--- DATA EXTRACT Enclosed Below ---

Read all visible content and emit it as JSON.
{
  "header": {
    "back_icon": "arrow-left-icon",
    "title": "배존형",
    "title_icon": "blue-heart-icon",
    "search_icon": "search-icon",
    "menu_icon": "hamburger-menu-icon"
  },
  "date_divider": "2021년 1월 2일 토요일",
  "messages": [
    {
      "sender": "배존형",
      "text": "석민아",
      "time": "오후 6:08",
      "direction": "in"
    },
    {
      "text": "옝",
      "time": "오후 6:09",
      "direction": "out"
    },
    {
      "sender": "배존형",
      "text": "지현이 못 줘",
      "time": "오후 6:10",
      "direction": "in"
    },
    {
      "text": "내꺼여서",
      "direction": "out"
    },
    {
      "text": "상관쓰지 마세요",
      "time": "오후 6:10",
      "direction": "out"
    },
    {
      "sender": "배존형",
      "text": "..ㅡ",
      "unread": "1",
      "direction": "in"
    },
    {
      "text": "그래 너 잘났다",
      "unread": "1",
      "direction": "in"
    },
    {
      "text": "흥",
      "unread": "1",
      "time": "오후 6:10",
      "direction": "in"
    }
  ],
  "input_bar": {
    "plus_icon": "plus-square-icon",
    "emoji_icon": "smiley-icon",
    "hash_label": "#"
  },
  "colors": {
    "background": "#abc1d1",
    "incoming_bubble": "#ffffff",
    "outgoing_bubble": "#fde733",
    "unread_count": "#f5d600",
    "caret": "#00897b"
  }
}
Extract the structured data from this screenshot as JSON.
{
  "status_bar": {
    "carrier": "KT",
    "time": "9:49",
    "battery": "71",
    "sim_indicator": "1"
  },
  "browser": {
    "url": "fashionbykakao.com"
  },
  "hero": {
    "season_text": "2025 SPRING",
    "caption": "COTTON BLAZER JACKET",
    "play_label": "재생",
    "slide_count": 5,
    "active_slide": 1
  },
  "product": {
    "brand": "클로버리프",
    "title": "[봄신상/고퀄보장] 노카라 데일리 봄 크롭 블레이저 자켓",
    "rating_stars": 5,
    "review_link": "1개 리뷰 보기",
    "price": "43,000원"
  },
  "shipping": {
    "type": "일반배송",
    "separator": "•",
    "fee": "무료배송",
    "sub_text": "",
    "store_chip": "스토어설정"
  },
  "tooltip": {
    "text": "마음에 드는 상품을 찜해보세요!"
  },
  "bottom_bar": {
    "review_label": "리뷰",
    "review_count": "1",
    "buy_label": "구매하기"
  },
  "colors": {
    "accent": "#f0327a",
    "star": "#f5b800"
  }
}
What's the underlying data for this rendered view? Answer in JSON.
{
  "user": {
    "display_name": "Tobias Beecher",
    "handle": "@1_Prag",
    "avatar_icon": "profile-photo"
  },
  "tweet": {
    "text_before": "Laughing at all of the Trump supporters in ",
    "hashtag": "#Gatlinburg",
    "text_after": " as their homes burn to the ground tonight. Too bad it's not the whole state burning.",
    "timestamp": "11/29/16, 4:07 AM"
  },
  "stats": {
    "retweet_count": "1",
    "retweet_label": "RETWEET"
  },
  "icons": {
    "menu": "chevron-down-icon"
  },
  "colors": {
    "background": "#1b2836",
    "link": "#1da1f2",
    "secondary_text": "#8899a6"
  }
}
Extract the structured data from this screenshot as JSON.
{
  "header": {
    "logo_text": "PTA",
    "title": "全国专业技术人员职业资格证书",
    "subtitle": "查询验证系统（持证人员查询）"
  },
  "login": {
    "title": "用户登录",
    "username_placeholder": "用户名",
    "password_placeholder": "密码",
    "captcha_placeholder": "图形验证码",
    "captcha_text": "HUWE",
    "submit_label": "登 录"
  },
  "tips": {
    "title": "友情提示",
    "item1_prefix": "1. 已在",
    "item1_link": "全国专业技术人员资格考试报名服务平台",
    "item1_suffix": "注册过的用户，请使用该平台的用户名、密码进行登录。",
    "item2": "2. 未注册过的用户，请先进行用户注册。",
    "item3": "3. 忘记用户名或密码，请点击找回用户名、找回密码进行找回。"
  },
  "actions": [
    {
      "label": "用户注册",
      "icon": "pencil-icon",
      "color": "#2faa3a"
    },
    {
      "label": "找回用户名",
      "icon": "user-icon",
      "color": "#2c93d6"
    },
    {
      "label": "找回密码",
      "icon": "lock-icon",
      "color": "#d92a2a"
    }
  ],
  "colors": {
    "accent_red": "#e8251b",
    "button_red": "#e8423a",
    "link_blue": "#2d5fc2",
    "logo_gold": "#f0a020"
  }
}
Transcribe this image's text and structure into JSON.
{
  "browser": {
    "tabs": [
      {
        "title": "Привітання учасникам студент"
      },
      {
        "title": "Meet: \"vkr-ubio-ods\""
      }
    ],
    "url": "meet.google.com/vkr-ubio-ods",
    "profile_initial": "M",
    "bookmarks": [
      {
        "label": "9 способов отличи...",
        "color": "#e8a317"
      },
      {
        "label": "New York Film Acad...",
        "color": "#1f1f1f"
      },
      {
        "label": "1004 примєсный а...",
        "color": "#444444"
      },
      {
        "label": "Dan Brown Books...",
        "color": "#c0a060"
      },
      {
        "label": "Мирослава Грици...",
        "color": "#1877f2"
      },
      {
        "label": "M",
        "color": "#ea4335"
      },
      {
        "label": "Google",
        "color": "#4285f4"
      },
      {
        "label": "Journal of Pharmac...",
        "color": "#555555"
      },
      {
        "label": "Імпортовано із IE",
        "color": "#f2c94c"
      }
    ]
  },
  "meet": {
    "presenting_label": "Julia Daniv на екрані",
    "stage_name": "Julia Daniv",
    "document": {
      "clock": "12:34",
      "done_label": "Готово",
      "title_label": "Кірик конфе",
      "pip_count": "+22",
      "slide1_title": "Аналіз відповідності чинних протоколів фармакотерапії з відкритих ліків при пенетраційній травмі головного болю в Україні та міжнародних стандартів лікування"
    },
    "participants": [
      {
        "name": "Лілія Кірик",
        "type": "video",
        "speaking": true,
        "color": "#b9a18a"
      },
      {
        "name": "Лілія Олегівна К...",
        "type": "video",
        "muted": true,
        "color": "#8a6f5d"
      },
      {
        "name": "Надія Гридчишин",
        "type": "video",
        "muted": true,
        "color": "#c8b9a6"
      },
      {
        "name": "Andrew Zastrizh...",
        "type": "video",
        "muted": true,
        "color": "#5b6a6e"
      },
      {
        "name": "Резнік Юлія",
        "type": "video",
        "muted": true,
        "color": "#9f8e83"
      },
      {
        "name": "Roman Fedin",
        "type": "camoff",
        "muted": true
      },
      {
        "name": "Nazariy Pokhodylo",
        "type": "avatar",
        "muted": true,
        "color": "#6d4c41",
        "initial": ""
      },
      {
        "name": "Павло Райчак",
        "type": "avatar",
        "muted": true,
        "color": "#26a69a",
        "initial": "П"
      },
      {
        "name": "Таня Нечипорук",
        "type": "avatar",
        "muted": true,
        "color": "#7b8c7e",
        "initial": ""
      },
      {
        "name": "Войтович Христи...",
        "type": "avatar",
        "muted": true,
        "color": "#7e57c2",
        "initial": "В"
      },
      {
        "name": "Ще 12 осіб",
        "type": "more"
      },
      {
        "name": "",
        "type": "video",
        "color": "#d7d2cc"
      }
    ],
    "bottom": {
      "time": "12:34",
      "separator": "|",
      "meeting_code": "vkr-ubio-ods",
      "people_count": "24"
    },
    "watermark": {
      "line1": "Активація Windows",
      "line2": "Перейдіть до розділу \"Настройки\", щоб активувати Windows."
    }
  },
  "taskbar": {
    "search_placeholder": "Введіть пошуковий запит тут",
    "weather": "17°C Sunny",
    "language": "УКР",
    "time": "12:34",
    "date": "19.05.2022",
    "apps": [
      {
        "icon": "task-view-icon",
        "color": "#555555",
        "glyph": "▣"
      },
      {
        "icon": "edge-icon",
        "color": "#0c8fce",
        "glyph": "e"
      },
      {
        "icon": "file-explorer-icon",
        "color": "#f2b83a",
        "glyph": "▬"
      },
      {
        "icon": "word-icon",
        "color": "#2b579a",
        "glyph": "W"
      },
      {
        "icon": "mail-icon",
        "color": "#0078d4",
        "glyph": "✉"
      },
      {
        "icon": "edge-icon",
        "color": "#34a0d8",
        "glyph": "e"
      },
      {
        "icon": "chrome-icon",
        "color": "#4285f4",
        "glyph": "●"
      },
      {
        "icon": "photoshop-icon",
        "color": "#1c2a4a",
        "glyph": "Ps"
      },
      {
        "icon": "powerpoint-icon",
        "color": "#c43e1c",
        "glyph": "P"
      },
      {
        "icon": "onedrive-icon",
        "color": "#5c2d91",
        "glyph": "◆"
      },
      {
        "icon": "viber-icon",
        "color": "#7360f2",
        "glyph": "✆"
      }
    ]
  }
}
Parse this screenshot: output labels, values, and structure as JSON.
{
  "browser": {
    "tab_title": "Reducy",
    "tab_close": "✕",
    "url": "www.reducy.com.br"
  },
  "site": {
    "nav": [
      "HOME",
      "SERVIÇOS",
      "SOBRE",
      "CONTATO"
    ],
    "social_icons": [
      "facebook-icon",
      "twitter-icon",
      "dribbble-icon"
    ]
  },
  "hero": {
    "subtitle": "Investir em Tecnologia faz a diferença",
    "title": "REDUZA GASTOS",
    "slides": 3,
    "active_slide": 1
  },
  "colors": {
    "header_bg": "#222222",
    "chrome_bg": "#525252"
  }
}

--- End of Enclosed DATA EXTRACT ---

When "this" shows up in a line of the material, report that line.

Extract the structured data from this screenshot as JSON.
What's the underlying data for this rendered view? Answer in JSON.
Extract the structured data from this screenshot as JSON.
Transcribe this image's text and structure into JSON.
Parse this screenshot: output labels, values, and structure as JSON.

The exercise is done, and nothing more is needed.